Scan the listing below for the word "header", then copy each line that has it.

((

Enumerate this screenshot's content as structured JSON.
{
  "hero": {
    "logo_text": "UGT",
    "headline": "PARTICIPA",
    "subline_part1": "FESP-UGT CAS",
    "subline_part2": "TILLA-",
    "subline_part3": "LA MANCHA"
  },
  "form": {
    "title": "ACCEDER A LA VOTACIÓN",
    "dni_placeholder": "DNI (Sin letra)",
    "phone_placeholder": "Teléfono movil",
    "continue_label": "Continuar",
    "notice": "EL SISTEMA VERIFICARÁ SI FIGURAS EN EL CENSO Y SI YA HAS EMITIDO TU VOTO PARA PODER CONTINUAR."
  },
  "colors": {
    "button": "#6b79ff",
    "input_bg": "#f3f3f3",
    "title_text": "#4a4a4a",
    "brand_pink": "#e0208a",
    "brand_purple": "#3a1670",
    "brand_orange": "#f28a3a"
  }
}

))
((

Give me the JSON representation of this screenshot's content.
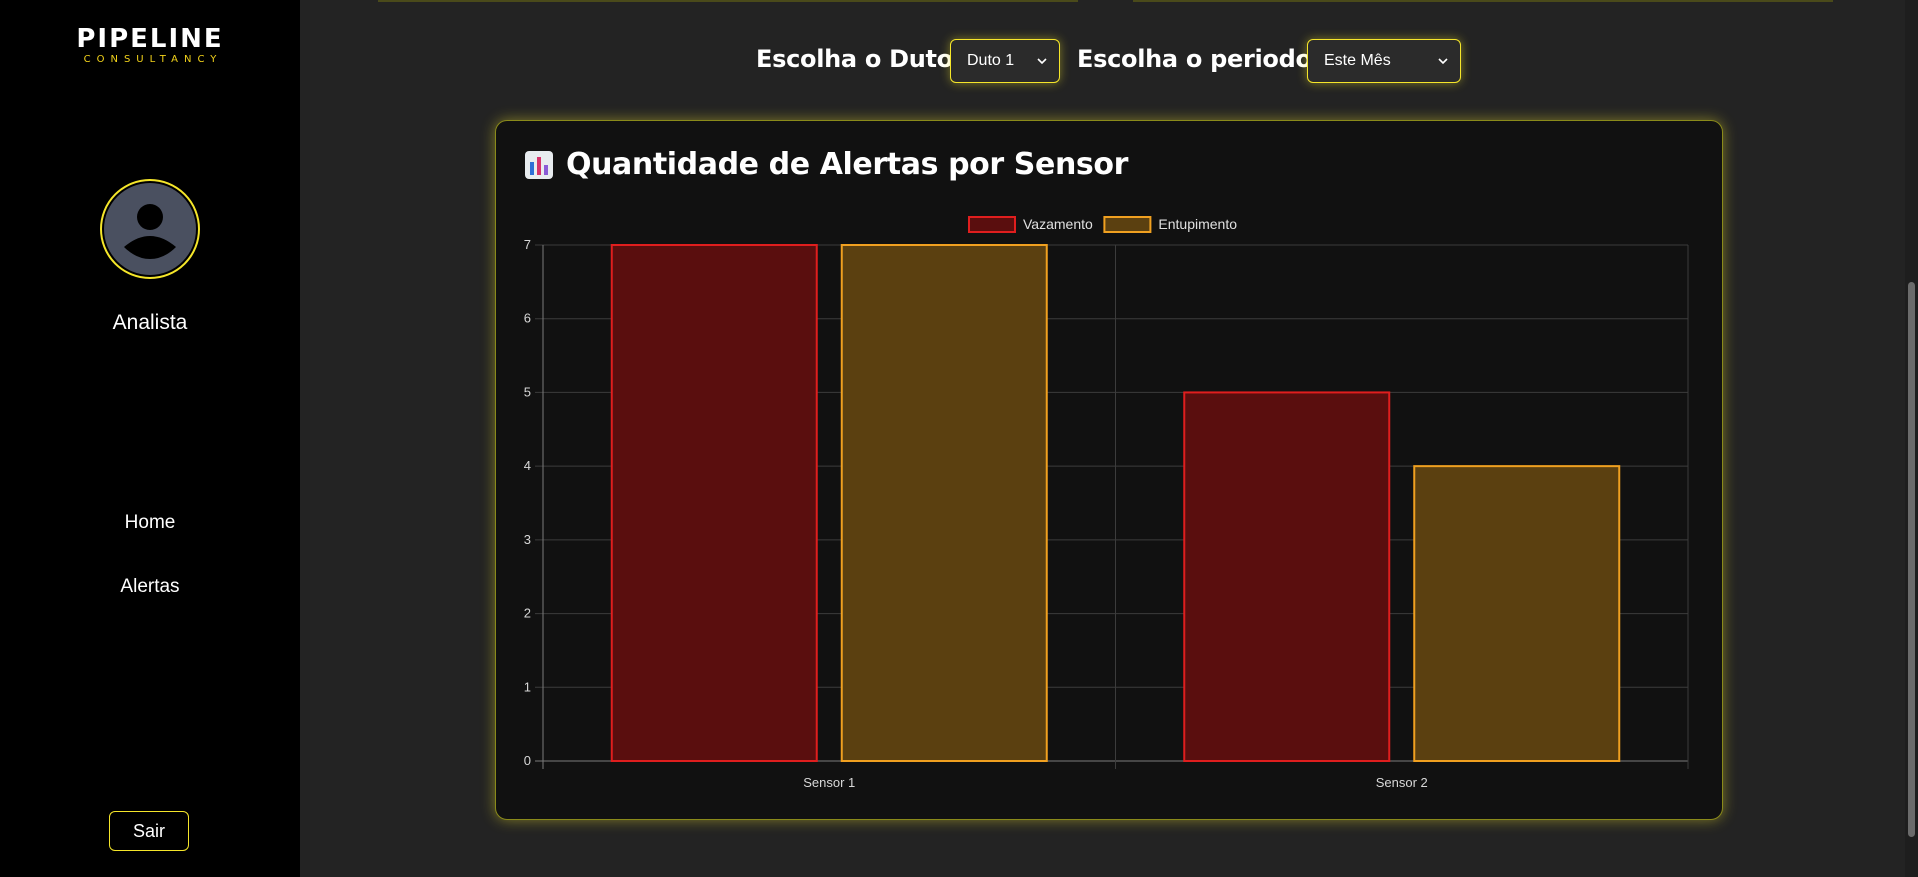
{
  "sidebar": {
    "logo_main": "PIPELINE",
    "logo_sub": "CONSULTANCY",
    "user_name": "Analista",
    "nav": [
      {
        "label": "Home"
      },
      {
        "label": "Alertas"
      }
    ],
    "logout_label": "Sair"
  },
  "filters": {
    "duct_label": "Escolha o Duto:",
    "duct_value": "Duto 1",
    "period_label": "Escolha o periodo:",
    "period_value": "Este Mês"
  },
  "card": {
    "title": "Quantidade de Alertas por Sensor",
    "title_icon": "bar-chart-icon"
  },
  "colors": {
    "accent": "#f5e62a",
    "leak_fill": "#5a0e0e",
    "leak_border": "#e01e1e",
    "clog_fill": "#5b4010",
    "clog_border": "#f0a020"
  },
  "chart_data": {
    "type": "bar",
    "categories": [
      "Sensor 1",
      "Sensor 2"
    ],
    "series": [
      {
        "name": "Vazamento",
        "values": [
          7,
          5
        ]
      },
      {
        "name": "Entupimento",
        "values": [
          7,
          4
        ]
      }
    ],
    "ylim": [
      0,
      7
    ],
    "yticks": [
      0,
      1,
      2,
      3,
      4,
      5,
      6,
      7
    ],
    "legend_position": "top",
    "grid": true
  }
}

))
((

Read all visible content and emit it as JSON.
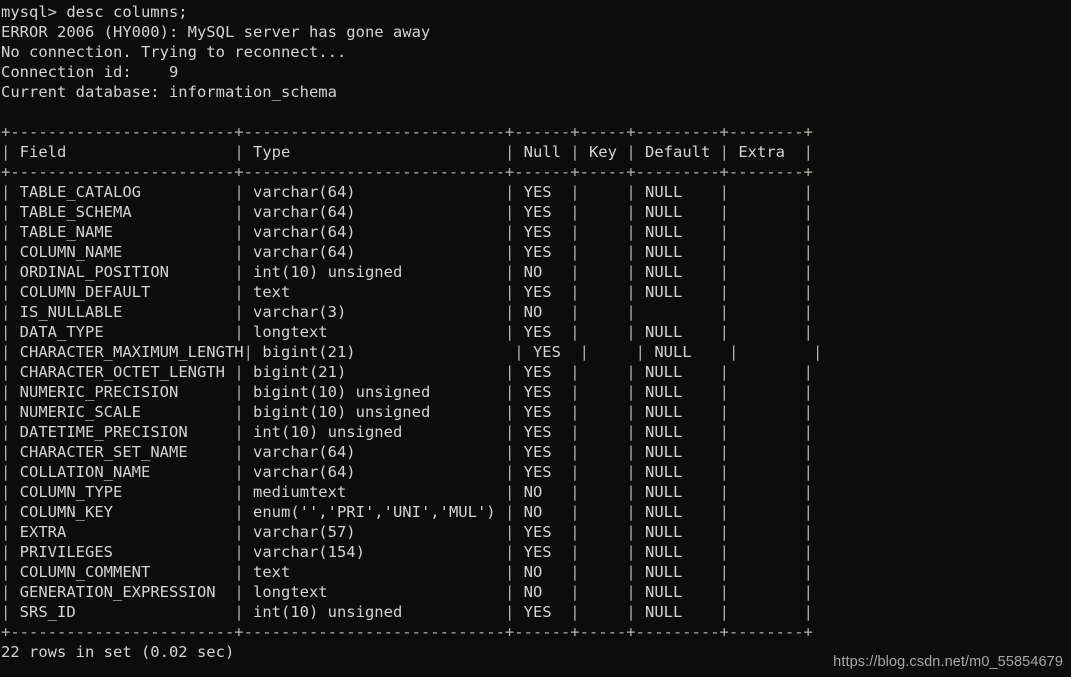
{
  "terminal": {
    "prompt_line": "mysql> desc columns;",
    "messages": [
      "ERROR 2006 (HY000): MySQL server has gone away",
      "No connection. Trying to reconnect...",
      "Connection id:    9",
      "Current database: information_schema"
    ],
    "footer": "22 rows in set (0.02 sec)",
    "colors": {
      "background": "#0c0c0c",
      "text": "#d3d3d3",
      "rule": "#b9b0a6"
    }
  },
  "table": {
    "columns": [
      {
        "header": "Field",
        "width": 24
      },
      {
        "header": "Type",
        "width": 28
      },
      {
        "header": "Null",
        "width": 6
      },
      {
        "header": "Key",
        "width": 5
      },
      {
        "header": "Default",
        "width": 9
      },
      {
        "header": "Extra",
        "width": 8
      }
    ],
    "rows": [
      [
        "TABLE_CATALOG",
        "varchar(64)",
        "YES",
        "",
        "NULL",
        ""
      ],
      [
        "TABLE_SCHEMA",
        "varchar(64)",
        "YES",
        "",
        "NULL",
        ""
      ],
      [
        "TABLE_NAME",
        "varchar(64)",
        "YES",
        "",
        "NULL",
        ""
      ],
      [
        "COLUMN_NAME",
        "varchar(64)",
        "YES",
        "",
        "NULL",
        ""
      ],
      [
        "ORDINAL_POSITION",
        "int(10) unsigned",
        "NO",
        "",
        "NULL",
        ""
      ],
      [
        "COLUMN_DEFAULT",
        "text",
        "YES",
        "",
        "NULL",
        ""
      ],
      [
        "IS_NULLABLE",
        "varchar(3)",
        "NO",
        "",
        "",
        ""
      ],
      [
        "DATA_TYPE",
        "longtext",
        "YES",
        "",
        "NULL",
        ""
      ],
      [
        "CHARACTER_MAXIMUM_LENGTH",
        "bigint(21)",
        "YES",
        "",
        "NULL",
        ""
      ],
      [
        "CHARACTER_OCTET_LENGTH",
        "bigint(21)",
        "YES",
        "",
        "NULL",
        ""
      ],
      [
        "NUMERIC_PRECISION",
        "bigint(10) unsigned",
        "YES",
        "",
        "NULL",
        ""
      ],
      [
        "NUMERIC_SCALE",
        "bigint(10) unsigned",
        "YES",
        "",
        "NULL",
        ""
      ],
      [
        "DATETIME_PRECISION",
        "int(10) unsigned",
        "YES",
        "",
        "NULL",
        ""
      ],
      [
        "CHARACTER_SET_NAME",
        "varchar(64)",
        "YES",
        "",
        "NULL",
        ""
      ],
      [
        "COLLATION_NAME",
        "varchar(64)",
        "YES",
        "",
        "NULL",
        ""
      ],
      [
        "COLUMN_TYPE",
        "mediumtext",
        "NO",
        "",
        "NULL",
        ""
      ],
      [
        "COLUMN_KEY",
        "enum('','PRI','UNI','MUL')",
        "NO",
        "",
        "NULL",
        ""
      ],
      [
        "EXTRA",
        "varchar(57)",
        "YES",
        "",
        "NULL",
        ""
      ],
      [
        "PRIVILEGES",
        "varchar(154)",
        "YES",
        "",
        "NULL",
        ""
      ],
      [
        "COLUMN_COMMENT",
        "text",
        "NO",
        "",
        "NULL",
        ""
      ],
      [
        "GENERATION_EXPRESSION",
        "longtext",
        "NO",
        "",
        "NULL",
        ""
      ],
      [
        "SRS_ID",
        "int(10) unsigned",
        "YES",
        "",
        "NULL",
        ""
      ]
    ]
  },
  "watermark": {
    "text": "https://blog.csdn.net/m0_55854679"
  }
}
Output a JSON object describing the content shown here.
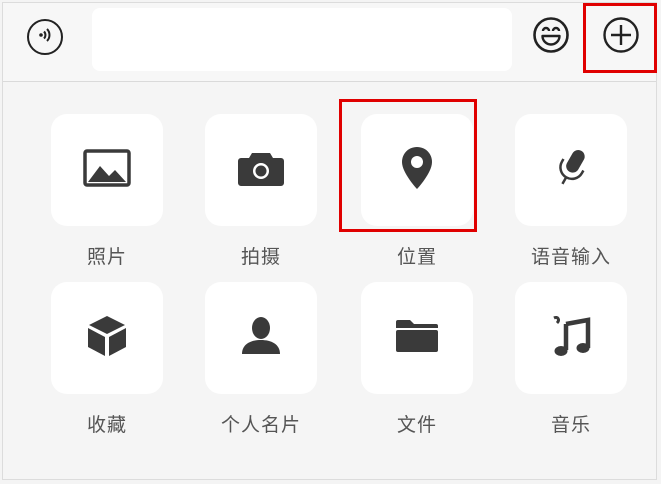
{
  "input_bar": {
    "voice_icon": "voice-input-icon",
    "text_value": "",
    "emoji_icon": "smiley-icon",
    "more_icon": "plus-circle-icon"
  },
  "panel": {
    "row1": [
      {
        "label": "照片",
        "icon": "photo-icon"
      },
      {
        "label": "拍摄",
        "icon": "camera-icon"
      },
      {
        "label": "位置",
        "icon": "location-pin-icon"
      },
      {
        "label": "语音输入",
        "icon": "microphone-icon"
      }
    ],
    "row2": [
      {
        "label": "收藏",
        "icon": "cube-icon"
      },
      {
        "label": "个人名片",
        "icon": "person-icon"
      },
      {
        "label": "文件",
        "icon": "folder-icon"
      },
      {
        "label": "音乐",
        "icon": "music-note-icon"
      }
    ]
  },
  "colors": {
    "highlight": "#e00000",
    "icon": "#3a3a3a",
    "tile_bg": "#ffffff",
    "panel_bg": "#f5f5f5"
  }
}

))

# Written response:
        "header": "Field",
        "header": "Type",
        "header": "Null",
        "header": "Key",
        "header": "Default",
        "header": "Extra",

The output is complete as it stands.